If a line holds the word "localhost", copy it from the entries.

[DATA RECORDS Boundary: Start]

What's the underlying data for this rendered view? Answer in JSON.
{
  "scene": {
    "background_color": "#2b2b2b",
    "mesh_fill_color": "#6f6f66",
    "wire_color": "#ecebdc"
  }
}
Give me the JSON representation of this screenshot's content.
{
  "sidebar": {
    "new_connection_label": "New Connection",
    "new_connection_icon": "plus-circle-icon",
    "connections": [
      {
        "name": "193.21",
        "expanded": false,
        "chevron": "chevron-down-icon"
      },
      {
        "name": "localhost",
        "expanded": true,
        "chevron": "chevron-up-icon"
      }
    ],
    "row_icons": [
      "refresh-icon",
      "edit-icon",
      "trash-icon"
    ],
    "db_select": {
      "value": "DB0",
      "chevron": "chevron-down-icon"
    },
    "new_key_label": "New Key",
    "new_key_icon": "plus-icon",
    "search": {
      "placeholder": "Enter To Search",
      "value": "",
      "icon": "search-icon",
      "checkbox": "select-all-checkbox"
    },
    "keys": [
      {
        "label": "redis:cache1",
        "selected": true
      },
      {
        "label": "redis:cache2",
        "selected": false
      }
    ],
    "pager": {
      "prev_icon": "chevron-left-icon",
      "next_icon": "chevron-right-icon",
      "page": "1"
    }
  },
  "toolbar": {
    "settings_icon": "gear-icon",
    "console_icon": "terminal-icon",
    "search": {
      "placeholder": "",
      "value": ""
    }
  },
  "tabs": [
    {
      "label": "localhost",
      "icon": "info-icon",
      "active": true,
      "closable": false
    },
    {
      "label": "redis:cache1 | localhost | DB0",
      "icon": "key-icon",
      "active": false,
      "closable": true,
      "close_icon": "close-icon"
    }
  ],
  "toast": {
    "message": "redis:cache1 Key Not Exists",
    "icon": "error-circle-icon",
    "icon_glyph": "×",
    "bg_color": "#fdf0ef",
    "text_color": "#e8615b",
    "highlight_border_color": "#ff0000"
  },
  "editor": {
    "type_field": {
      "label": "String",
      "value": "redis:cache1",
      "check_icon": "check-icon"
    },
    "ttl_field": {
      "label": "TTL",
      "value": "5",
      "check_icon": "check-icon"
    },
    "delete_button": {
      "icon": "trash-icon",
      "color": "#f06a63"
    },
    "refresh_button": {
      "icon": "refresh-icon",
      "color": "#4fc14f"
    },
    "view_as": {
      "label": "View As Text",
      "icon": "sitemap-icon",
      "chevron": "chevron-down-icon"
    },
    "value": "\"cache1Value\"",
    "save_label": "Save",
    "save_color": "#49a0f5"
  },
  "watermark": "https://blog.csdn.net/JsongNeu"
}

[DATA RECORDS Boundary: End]

_TASK RESPONSE_:
        "name": "localhost",
      "label": "localhost",
      "label": "redis:cache1 | localhost | DB0",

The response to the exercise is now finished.